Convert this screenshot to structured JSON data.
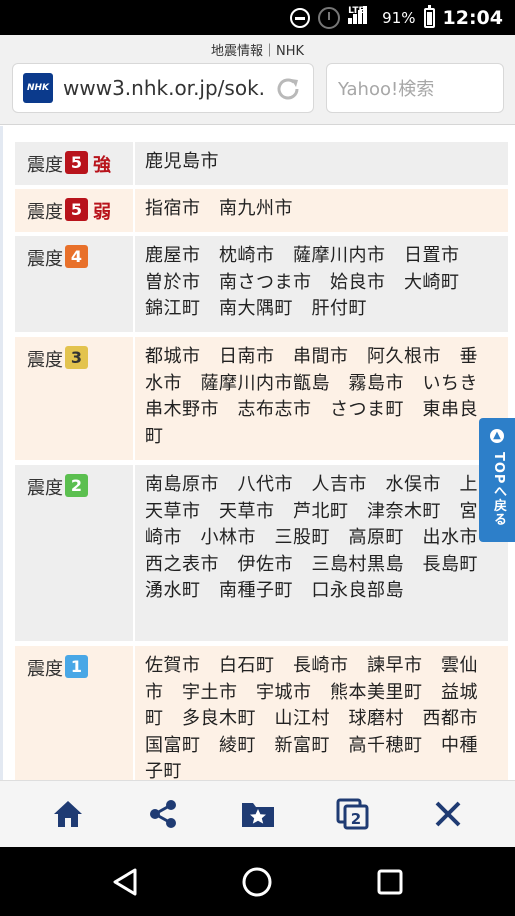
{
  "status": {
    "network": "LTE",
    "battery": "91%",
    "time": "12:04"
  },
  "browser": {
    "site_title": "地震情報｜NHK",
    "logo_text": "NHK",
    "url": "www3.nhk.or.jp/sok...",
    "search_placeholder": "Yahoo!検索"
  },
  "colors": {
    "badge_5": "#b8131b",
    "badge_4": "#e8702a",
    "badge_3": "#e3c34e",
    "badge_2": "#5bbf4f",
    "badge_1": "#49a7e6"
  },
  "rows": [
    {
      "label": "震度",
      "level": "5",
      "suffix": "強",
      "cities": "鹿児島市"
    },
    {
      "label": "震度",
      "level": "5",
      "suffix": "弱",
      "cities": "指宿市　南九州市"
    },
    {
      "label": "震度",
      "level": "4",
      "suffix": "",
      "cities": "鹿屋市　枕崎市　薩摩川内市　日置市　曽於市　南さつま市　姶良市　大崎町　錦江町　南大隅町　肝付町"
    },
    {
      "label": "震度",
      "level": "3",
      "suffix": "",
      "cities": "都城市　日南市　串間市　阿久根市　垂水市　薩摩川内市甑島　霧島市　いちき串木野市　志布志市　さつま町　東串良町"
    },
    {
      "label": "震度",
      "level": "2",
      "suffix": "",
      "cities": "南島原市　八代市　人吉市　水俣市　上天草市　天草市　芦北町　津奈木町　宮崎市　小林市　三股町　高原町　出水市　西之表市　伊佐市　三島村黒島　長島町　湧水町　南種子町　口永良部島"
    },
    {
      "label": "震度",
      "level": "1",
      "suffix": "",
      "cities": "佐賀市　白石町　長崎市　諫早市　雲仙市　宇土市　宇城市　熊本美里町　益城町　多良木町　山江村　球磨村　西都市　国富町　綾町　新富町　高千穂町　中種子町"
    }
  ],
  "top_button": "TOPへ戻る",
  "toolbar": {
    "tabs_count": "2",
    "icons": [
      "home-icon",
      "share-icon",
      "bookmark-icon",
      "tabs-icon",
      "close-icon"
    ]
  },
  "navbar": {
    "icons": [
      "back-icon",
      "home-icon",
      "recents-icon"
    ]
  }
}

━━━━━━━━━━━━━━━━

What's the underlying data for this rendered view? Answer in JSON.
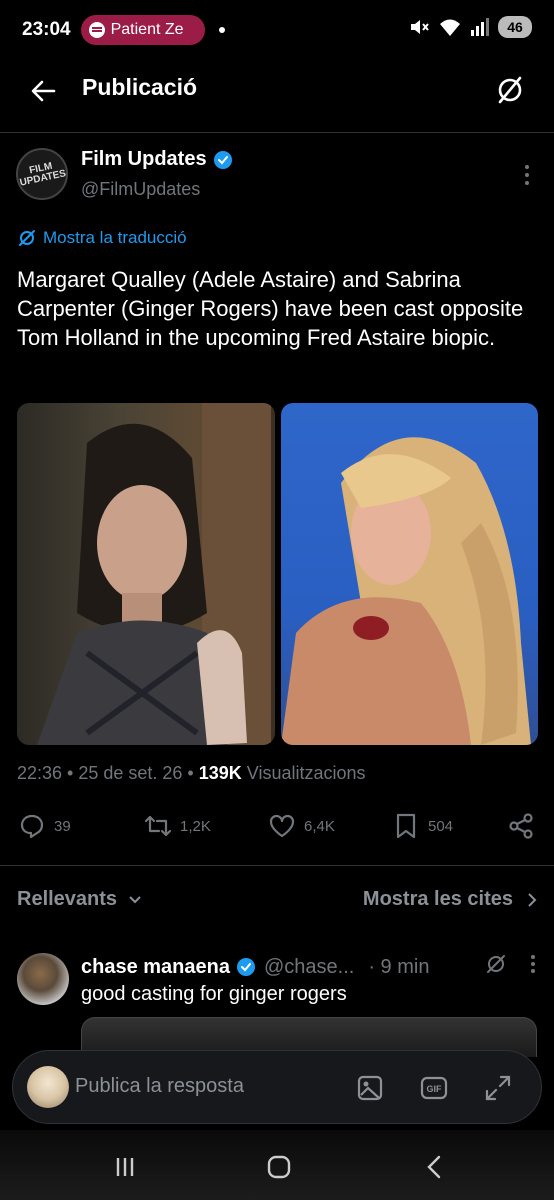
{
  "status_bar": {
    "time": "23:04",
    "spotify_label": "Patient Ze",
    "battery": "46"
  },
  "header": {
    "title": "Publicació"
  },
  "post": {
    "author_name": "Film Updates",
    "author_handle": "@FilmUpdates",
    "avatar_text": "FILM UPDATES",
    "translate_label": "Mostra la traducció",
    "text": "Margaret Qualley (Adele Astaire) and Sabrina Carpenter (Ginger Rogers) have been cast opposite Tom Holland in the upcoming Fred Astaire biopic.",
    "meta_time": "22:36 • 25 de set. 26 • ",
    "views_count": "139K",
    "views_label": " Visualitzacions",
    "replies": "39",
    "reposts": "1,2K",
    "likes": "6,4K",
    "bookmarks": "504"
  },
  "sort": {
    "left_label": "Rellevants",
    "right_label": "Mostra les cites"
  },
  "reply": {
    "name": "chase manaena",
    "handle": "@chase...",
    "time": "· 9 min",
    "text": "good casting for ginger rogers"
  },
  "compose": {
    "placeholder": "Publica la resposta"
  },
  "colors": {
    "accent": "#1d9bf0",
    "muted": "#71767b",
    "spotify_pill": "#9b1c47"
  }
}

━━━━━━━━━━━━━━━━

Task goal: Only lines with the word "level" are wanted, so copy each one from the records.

Response to this exercise:
      "level": "5",
      "level": "5",
      "level": "4",
      "level": "3",
      "level": "2",
      "level": "1",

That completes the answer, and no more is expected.